### [PROMPT]
Only the number is wanted: how many lines in the material below contain "LoadQueue".

### [RECORDS SHOWN]
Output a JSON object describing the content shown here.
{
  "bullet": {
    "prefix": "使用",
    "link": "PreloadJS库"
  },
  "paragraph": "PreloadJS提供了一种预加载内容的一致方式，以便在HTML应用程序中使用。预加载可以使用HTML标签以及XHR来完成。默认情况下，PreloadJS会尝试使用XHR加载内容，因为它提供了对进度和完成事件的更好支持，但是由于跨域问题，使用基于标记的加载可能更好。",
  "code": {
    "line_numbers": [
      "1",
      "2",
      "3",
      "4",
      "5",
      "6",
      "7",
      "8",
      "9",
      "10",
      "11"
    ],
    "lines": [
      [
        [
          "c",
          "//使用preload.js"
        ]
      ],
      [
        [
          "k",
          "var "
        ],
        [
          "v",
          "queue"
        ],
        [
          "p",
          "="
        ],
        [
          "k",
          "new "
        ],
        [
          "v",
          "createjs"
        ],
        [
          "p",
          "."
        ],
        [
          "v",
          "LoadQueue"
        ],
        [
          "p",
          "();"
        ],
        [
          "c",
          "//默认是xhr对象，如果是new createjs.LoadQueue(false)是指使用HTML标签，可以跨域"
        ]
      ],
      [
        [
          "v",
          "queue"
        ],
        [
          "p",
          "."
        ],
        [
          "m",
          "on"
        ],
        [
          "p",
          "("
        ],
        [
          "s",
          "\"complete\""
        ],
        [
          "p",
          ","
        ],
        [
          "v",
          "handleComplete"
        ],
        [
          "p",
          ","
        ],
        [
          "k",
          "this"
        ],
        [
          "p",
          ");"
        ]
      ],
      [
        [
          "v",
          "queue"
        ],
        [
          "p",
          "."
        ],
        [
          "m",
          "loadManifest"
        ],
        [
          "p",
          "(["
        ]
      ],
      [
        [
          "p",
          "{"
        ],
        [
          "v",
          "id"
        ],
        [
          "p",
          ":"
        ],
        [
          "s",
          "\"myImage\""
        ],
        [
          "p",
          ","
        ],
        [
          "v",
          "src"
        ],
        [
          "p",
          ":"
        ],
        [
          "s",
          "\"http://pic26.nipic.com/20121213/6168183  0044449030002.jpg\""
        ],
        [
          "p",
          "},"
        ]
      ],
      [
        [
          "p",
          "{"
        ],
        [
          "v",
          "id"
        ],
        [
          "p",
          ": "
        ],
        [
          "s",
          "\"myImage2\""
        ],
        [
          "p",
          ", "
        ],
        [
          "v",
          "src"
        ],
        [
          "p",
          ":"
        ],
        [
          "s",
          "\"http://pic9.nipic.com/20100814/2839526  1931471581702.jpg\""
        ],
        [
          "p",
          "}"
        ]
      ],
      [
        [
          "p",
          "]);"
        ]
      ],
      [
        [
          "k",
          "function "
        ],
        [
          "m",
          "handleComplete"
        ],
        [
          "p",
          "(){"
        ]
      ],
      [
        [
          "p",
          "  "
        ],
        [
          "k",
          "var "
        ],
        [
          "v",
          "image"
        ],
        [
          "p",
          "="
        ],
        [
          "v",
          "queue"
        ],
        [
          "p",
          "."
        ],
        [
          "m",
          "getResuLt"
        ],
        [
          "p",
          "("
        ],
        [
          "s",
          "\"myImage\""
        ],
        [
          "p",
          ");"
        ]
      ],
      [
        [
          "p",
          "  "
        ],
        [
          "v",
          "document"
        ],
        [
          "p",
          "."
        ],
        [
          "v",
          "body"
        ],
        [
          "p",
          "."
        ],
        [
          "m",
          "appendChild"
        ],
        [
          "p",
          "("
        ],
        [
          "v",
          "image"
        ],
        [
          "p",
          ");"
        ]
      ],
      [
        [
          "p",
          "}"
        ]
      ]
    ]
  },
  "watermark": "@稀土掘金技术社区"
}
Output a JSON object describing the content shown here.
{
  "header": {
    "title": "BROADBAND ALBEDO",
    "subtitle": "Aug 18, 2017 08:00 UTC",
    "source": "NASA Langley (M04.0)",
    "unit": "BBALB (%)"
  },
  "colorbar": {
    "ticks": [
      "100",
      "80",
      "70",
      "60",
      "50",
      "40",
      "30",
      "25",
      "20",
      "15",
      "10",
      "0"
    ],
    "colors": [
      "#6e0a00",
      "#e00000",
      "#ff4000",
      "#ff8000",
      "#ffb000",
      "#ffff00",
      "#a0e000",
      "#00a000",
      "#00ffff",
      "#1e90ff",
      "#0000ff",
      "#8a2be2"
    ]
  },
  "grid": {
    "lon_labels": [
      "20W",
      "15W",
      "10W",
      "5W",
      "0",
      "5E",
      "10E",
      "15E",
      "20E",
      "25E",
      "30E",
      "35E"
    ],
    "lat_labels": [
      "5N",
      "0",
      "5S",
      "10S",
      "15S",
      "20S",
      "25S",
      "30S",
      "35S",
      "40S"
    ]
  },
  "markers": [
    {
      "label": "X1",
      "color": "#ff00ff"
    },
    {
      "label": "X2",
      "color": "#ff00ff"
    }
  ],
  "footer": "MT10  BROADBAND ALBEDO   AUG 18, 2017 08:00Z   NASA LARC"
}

### [RESULT FOR THIS EXERCISE]
2